Interface dataset entries:
****************
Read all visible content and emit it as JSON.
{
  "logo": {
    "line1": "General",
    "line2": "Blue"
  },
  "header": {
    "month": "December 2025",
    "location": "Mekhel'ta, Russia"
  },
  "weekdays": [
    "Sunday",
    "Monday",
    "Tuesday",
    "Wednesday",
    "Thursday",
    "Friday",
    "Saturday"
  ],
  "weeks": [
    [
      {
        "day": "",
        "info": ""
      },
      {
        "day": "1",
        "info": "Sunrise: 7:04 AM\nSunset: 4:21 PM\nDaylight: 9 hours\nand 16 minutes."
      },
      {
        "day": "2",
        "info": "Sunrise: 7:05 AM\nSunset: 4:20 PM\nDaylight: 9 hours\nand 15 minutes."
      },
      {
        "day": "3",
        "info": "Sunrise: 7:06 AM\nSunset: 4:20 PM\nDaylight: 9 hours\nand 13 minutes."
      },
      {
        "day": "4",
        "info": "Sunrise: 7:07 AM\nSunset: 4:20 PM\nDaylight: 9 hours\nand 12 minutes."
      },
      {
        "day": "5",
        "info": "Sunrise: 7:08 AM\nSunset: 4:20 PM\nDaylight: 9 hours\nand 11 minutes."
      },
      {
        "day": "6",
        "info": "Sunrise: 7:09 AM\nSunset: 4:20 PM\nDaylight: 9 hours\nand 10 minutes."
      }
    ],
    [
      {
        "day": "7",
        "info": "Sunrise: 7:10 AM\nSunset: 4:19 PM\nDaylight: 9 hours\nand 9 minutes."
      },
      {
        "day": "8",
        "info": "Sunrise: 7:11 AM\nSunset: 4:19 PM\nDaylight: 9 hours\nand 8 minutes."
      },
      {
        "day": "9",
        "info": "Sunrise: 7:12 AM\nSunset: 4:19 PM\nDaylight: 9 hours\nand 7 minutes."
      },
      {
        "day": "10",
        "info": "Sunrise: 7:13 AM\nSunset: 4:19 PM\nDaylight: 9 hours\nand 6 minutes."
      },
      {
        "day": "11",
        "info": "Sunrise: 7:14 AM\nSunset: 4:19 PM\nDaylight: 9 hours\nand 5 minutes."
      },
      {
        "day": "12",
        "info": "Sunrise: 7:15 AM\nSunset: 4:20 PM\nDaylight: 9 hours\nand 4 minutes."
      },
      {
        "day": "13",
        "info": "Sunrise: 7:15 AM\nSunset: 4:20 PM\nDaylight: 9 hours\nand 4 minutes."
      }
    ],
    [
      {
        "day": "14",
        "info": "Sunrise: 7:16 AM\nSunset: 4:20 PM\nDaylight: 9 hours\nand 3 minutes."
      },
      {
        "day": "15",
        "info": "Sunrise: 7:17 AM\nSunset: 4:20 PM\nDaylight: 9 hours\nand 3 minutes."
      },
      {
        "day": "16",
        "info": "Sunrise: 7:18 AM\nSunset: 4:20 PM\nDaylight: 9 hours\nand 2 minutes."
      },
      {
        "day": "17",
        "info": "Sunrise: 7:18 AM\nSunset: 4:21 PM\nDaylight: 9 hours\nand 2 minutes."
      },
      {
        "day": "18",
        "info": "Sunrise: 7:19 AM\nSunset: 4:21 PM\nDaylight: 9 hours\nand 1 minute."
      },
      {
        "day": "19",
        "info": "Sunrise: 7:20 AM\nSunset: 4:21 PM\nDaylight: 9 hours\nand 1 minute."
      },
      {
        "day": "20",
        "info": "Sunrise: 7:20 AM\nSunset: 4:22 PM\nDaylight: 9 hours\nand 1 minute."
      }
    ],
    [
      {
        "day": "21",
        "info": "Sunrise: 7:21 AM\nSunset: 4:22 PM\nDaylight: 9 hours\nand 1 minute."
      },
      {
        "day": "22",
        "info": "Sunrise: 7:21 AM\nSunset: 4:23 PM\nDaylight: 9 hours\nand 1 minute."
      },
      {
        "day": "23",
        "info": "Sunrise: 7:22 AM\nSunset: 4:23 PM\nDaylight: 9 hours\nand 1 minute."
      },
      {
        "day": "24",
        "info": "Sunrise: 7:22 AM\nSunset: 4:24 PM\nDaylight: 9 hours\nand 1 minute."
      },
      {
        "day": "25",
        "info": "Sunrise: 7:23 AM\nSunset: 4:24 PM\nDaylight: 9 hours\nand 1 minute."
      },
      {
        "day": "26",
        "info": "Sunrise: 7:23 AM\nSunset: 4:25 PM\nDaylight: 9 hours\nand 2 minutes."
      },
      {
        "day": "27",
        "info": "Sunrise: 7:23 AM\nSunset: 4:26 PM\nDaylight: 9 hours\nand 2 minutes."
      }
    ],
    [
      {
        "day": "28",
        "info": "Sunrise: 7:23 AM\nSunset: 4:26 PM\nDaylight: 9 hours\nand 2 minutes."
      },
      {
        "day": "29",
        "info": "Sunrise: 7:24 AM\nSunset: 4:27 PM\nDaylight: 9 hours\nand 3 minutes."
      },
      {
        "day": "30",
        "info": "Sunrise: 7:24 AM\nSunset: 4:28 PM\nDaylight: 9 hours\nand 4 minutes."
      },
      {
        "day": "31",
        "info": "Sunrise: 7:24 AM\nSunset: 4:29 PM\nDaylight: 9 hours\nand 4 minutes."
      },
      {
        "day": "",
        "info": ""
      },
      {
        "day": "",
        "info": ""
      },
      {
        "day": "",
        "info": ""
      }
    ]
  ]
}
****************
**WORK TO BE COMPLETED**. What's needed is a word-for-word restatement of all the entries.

**SOLUTION TO THIS PROBLEM**.
Read all visible content and emit it as JSON.
{
  "logo": {
    "line1": "General",
    "line2": "Blue"
  },
  "header": {
    "month": "December 2025",
    "location": "Mekhel'ta, Russia"
  },
  "weekdays": [
    "Sunday",
    "Monday",
    "Tuesday",
    "Wednesday",
    "Thursday",
    "Friday",
    "Saturday"
  ],
  "weeks": [
    [
      {
        "day": "",
        "info": ""
      },
      {
        "day": "1",
        "info": "Sunrise: 7:04 AM\nSunset: 4:21 PM\nDaylight: 9 hours\nand 16 minutes."
      },
      {
        "day": "2",
        "info": "Sunrise: 7:05 AM\nSunset: 4:20 PM\nDaylight: 9 hours\nand 15 minutes."
      },
      {
        "day": "3",
        "info": "Sunrise: 7:06 AM\nSunset: 4:20 PM\nDaylight: 9 hours\nand 13 minutes."
      },
      {
        "day": "4",
        "info": "Sunrise: 7:07 AM\nSunset: 4:20 PM\nDaylight: 9 hours\nand 12 minutes."
      },
      {
        "day": "5",
        "info": "Sunrise: 7:08 AM\nSunset: 4:20 PM\nDaylight: 9 hours\nand 11 minutes."
      },
      {
        "day": "6",
        "info": "Sunrise: 7:09 AM\nSunset: 4:20 PM\nDaylight: 9 hours\nand 10 minutes."
      }
    ],
    [
      {
        "day": "7",
        "info": "Sunrise: 7:10 AM\nSunset: 4:19 PM\nDaylight: 9 hours\nand 9 minutes."
      },
      {
        "day": "8",
        "info": "Sunrise: 7:11 AM\nSunset: 4:19 PM\nDaylight: 9 hours\nand 8 minutes."
      },
      {
        "day": "9",
        "info": "Sunrise: 7:12 AM\nSunset: 4:19 PM\nDaylight: 9 hours\nand 7 minutes."
      },
      {
        "day": "10",
        "info": "Sunrise: 7:13 AM\nSunset: 4:19 PM\nDaylight: 9 hours\nand 6 minutes."
      },
      {
        "day": "11",
        "info": "Sunrise: 7:14 AM\nSunset: 4:19 PM\nDaylight: 9 hours\nand 5 minutes."
      },
      {
        "day": "12",
        "info": "Sunrise: 7:15 AM\nSunset: 4:20 PM\nDaylight: 9 hours\nand 4 minutes."
      },
      {
        "day": "13",
        "info": "Sunrise: 7:15 AM\nSunset: 4:20 PM\nDaylight: 9 hours\nand 4 minutes."
      }
    ],
    [
      {
        "day": "14",
        "info": "Sunrise: 7:16 AM\nSunset: 4:20 PM\nDaylight: 9 hours\nand 3 minutes."
      },
      {
        "day": "15",
        "info": "Sunrise: 7:17 AM\nSunset: 4:20 PM\nDaylight: 9 hours\nand 3 minutes."
      },
      {
        "day": "16",
        "info": "Sunrise: 7:18 AM\nSunset: 4:20 PM\nDaylight: 9 hours\nand 2 minutes."
      },
      {
        "day": "17",
        "info": "Sunrise: 7:18 AM\nSunset: 4:21 PM\nDaylight: 9 hours\nand 2 minutes."
      },
      {
        "day": "18",
        "info": "Sunrise: 7:19 AM\nSunset: 4:21 PM\nDaylight: 9 hours\nand 1 minute."
      },
      {
        "day": "19",
        "info": "Sunrise: 7:20 AM\nSunset: 4:21 PM\nDaylight: 9 hours\nand 1 minute."
      },
      {
        "day": "20",
        "info": "Sunrise: 7:20 AM\nSunset: 4:22 PM\nDaylight: 9 hours\nand 1 minute."
      }
    ],
    [
      {
        "day": "21",
        "info": "Sunrise: 7:21 AM\nSunset: 4:22 PM\nDaylight: 9 hours\nand 1 minute."
      },
      {
        "day": "22",
        "info": "Sunrise: 7:21 AM\nSunset: 4:23 PM\nDaylight: 9 hours\nand 1 minute."
      },
      {
        "day": "23",
        "info": "Sunrise: 7:22 AM\nSunset: 4:23 PM\nDaylight: 9 hours\nand 1 minute."
      },
      {
        "day": "24",
        "info": "Sunrise: 7:22 AM\nSunset: 4:24 PM\nDaylight: 9 hours\nand 1 minute."
      },
      {
        "day": "25",
        "info": "Sunrise: 7:23 AM\nSunset: 4:24 PM\nDaylight: 9 hours\nand 1 minute."
      },
      {
        "day": "26",
        "info": "Sunrise: 7:23 AM\nSunset: 4:25 PM\nDaylight: 9 hours\nand 2 minutes."
      },
      {
        "day": "27",
        "info": "Sunrise: 7:23 AM\nSunset: 4:26 PM\nDaylight: 9 hours\nand 2 minutes."
      }
    ],
    [
      {
        "day": "28",
        "info": "Sunrise: 7:23 AM\nSunset: 4:26 PM\nDaylight: 9 hours\nand 2 minutes."
      },
      {
        "day": "29",
        "info": "Sunrise: 7:24 AM\nSunset: 4:27 PM\nDaylight: 9 hours\nand 3 minutes."
      },
      {
        "day": "30",
        "info": "Sunrise: 7:24 AM\nSunset: 4:28 PM\nDaylight: 9 hours\nand 4 minutes."
      },
      {
        "day": "31",
        "info": "Sunrise: 7:24 AM\nSunset: 4:29 PM\nDaylight: 9 hours\nand 4 minutes."
      },
      {
        "day": "",
        "info": ""
      },
      {
        "day": "",
        "info": ""
      },
      {
        "day": "",
        "info": ""
      }
    ]
  ]
}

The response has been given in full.